Per the IZOD IndyCar Series rulebook, each of the 11 entries will be levied a 10-grid position penalty to start the 85-lap race April 15 on the 1.968-mile, 11-turn temporary street circuit because of an unapproved engine change. Rules 15.5.1 and 15.6.1 outline the penalty for a change-out if the engine that has not reached its minimum threshold.

Through the first two races, Chevrolet's 2.2-liter, twin-turbocharged V-6 engine has recorded two victories and two poles (one of each by Team Penske's Helio Castroneves and Will Power). Castroneves is the series championship points leader by two over Scott Dixon of Honda-powered Target Chip Ganassi Racing.

Others affected by the decision: Ryan Hunter-Reay, James Hinchcliffe and Marco Andretti of Andretti Autosport; Rubens Barrichello, Tony Kanaan and E.J. Viso of KV Racing Technology; JR Hildebrand of Panther Racing and Ryan Briscoe of Team Penske.

On April 11, the IZOD IndyCar Series announced that the No. 7 Lotus Dragon Racing car driven by three-time Toyota Grand Prix of Long Beach winner would incur the same penalty for changing the Lotus engine following the Honda Indy Grand Prix of Alabama. He finished a season-high ninth.
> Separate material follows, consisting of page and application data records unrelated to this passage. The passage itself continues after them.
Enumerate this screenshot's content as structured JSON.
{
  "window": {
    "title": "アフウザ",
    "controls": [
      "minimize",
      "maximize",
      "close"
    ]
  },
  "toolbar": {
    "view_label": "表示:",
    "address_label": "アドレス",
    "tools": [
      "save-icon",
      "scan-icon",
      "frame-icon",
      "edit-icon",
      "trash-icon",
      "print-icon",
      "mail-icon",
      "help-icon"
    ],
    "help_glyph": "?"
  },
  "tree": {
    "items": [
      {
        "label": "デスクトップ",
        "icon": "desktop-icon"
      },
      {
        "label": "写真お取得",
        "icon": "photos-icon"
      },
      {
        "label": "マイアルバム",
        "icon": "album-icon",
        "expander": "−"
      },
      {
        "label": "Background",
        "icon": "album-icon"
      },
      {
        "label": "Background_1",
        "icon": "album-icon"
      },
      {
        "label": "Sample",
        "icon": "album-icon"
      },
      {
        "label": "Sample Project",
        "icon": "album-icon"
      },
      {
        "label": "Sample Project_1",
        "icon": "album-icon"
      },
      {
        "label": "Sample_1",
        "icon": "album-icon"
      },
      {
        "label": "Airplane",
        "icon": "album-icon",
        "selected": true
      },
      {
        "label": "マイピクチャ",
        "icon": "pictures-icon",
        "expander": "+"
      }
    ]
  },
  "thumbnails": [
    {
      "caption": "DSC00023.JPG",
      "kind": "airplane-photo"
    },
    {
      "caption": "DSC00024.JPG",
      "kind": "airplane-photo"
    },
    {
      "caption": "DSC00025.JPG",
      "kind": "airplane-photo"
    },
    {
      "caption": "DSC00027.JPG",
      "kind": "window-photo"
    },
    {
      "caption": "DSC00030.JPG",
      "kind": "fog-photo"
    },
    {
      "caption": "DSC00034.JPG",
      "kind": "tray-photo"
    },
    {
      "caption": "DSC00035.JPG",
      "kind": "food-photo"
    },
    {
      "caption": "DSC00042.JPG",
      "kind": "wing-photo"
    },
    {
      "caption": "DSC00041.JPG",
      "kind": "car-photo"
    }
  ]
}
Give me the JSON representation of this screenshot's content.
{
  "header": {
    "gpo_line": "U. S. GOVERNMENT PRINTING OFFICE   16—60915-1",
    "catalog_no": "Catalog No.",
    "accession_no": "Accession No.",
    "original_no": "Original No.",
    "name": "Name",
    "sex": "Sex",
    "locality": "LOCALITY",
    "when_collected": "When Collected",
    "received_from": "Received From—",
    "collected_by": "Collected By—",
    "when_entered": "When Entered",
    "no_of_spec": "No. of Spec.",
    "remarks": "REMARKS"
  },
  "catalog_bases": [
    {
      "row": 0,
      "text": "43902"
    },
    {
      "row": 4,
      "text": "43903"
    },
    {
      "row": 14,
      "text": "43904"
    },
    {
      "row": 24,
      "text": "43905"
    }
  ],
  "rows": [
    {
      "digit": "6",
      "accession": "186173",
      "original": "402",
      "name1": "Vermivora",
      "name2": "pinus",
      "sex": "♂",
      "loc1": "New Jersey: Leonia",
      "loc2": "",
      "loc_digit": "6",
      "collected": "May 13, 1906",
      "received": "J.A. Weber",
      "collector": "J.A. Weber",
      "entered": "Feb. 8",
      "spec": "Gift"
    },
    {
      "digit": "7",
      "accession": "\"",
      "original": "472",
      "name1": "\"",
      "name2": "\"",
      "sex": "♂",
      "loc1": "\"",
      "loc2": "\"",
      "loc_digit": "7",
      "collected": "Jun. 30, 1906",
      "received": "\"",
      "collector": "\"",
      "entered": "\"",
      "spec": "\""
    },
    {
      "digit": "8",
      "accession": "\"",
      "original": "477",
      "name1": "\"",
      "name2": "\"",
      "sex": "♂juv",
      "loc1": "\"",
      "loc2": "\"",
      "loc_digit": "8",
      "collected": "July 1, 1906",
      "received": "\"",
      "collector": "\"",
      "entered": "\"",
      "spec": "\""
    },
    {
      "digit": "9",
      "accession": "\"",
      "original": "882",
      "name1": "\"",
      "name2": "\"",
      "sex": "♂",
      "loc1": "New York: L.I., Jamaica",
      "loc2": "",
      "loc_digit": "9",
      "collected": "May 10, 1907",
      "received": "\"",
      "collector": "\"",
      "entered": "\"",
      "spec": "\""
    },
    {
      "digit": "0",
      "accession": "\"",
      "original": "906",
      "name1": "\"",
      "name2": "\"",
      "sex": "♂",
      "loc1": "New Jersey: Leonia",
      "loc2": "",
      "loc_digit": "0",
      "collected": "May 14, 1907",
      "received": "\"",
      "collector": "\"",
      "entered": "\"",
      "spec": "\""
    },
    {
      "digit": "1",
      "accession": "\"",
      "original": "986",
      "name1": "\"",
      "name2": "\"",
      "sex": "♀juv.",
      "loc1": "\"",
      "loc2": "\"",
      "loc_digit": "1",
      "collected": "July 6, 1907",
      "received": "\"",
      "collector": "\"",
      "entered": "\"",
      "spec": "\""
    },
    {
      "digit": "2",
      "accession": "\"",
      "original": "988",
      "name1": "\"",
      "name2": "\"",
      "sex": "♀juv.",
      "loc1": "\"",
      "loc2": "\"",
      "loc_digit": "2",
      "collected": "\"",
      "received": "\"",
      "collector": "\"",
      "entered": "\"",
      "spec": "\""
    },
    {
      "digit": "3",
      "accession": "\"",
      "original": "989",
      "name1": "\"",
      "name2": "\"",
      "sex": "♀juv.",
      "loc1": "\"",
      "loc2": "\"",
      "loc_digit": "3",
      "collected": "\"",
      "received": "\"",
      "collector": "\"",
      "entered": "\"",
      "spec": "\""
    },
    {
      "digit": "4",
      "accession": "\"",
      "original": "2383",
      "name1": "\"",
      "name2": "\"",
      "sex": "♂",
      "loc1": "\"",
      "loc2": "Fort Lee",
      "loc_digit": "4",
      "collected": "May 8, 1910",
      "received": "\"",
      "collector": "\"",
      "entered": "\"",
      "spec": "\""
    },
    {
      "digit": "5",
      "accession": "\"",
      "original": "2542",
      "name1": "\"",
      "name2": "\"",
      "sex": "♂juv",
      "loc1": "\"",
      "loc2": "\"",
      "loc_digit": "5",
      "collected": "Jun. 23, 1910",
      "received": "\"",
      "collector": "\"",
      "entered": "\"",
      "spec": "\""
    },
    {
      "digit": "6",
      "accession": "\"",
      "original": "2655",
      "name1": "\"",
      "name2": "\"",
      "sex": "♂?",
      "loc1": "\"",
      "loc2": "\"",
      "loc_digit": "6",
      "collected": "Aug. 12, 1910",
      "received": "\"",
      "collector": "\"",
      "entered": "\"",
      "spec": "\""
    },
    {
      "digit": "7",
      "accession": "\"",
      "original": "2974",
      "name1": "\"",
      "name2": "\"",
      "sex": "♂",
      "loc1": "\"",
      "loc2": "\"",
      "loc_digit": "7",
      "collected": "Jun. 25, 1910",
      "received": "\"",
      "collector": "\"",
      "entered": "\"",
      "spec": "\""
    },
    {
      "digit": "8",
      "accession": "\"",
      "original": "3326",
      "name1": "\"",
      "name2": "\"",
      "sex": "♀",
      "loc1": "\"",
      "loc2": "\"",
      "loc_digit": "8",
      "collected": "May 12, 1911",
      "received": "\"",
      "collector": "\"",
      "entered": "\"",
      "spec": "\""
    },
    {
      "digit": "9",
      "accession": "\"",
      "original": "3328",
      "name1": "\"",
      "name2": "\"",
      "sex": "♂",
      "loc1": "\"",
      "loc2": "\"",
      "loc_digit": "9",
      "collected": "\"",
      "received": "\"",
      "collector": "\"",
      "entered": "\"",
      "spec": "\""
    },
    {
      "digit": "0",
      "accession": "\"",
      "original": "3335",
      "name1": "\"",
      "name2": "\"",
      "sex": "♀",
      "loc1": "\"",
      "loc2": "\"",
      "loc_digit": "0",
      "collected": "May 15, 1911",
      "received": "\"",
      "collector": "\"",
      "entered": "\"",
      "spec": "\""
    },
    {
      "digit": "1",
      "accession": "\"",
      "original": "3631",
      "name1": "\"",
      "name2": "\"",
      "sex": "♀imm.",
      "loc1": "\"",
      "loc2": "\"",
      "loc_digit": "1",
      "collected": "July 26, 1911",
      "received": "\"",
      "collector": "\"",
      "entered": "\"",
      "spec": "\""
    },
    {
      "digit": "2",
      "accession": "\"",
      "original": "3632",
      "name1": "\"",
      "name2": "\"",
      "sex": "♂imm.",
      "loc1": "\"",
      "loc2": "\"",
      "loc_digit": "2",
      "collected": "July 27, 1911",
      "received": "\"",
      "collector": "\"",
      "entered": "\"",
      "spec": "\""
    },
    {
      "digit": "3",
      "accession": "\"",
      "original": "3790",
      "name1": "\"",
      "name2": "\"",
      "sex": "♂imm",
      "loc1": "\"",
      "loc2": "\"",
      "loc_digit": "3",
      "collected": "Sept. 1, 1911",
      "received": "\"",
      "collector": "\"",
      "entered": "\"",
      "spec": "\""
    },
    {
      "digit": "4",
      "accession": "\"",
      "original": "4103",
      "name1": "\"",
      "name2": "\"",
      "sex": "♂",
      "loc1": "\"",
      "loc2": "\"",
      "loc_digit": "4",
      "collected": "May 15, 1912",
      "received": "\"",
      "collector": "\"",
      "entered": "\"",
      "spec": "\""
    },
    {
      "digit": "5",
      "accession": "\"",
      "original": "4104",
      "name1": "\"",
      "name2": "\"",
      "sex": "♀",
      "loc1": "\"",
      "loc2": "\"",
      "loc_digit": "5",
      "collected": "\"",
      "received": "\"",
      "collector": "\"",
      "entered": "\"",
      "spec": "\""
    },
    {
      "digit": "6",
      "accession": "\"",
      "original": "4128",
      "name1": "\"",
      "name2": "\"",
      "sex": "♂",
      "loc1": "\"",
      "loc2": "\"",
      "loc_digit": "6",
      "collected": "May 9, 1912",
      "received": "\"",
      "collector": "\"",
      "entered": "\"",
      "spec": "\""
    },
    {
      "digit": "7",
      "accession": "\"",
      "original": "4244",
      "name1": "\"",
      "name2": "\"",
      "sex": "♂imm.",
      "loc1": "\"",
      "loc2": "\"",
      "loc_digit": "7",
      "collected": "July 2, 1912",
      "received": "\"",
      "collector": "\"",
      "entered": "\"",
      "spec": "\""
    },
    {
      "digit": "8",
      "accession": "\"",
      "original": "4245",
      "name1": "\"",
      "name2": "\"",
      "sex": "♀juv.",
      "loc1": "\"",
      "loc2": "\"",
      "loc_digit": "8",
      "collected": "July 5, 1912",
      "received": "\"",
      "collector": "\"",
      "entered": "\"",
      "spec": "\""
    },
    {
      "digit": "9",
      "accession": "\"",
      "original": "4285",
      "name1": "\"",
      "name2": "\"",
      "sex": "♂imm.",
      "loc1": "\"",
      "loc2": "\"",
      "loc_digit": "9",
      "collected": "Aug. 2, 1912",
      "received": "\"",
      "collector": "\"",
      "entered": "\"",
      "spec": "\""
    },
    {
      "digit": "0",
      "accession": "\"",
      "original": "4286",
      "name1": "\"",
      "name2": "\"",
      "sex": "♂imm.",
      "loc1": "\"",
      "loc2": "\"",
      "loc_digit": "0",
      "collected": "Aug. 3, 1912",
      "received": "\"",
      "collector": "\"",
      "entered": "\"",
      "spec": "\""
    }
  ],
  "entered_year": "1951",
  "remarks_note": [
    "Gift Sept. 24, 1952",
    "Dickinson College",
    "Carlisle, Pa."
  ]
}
photo credit: © 2012 via © 2012
edited text: © 2012